◆ **Records to process**
● ● ● ● ● ● ●

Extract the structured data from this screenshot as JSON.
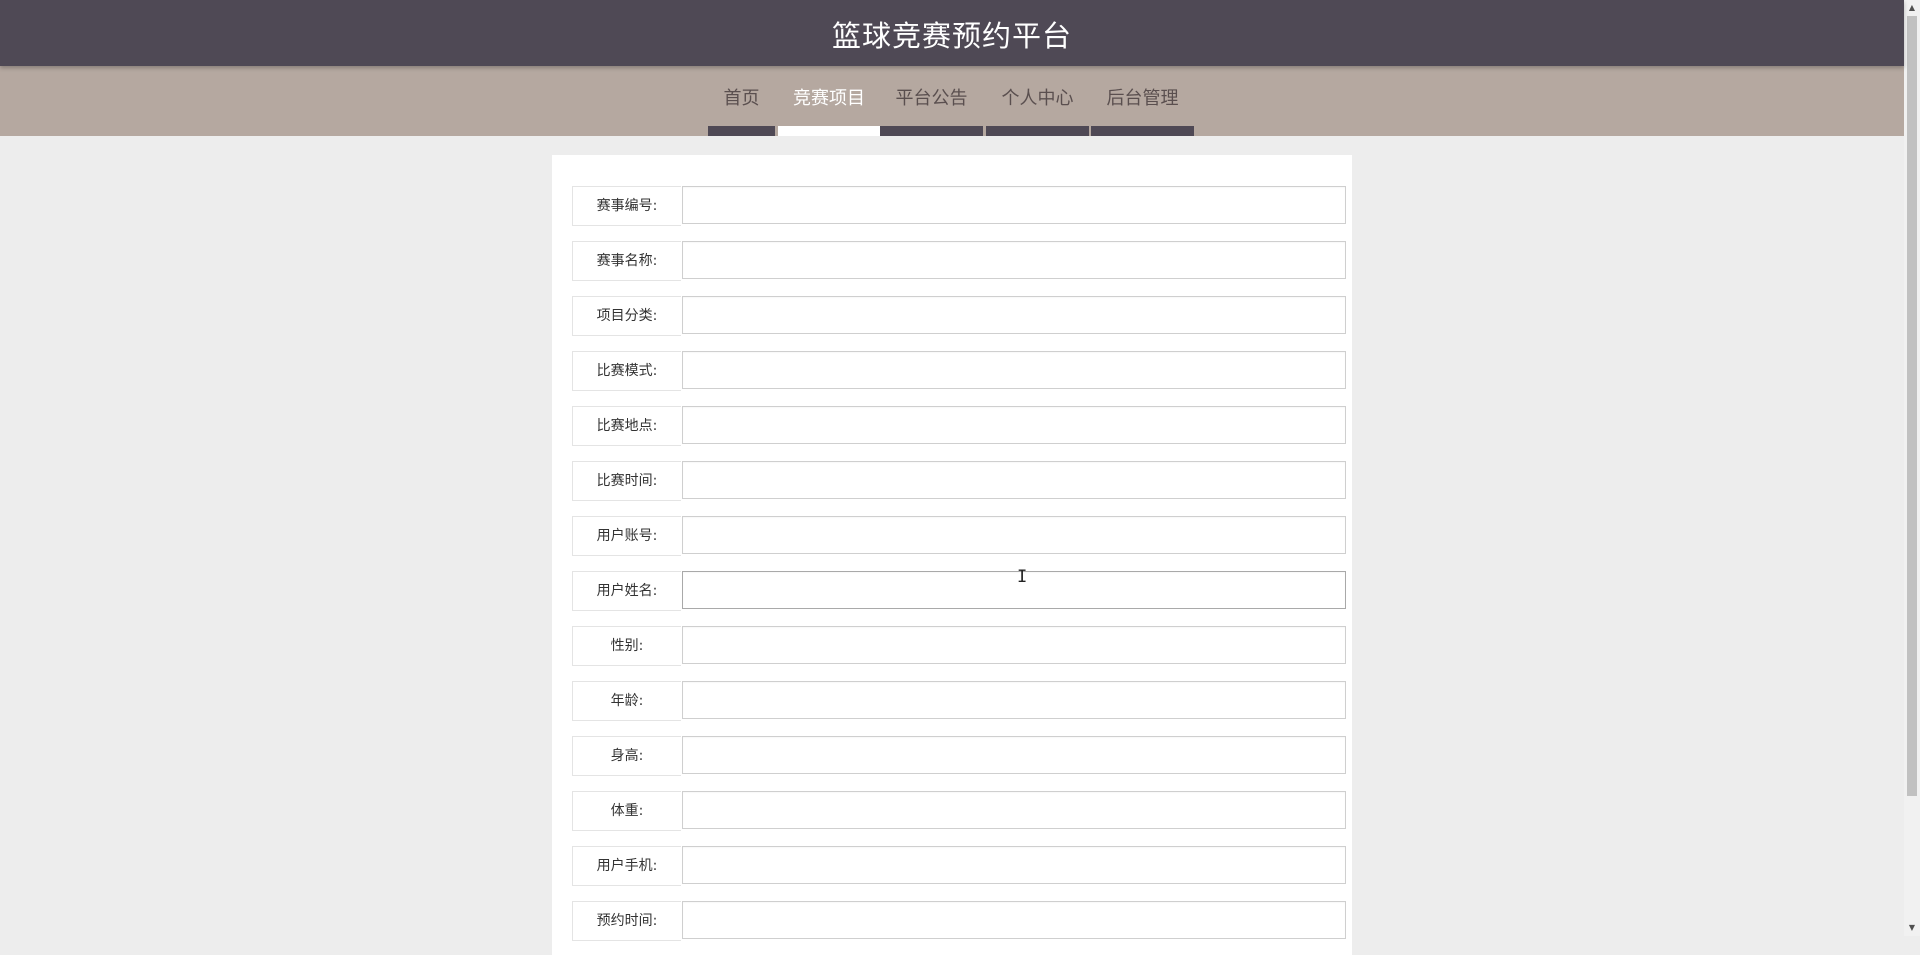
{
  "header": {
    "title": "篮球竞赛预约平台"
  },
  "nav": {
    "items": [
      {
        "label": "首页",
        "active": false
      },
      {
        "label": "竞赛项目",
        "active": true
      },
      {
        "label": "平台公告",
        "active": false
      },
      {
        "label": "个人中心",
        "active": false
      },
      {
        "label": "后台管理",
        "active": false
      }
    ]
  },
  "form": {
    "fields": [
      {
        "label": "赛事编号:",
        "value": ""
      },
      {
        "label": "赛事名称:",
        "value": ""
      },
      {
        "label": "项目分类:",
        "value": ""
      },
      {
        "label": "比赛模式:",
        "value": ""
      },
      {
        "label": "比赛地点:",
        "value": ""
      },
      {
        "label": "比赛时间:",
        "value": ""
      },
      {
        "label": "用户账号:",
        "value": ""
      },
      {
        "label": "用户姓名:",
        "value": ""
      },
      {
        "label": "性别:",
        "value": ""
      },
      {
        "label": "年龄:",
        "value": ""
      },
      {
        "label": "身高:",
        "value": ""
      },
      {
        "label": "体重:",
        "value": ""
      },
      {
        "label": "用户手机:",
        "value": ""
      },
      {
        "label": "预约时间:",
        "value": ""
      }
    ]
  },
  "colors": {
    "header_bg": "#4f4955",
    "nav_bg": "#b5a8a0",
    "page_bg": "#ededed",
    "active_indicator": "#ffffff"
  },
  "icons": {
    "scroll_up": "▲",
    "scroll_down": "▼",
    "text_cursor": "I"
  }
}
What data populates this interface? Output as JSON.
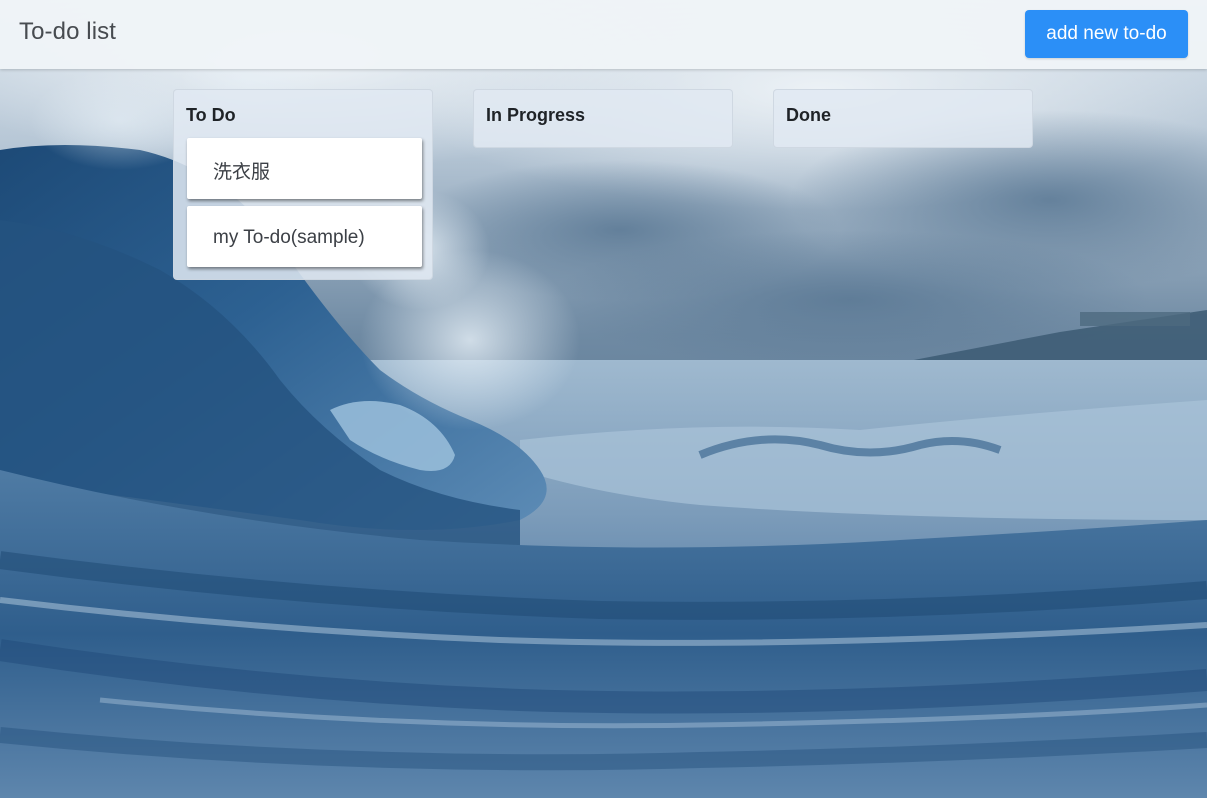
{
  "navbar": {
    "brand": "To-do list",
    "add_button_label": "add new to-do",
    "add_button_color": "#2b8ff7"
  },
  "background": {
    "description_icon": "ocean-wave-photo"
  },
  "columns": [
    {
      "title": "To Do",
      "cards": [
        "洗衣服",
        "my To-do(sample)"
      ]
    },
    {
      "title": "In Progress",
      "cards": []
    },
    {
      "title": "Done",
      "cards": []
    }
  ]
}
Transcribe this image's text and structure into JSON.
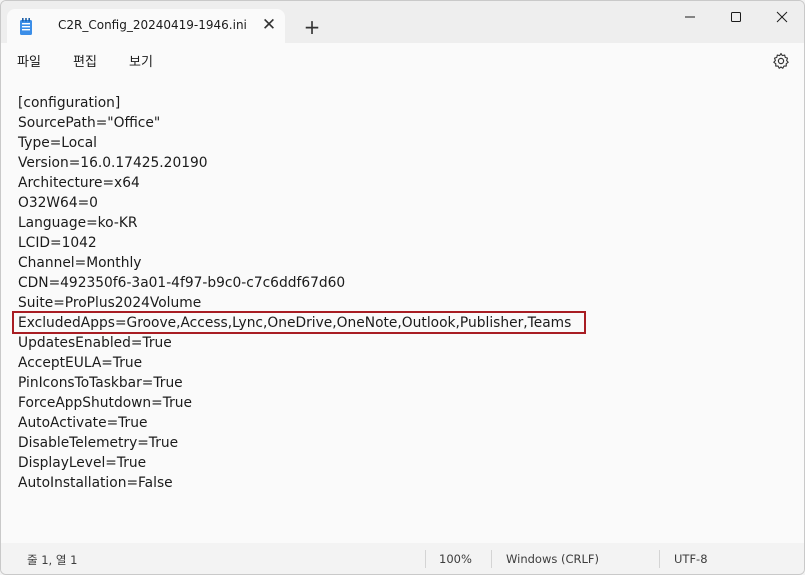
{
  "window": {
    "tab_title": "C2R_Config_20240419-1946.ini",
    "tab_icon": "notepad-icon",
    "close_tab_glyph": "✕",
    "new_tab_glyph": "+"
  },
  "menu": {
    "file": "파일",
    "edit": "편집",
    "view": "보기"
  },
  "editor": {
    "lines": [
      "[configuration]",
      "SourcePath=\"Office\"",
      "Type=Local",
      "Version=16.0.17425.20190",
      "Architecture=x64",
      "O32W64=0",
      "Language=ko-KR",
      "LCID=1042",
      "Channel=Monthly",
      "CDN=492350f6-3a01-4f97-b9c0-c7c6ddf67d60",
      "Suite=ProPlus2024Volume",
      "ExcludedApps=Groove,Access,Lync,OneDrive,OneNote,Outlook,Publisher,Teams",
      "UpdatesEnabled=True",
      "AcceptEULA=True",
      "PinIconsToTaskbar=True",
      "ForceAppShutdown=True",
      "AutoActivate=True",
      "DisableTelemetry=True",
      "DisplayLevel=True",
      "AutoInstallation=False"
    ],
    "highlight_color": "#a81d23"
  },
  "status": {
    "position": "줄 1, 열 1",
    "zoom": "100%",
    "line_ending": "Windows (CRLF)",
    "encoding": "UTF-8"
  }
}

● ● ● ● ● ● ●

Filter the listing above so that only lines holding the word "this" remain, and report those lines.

Extract the structured data from this screenshot as JSON.
What data populates this interface? Output as JSON.
Transcribe this image's text and structure into JSON.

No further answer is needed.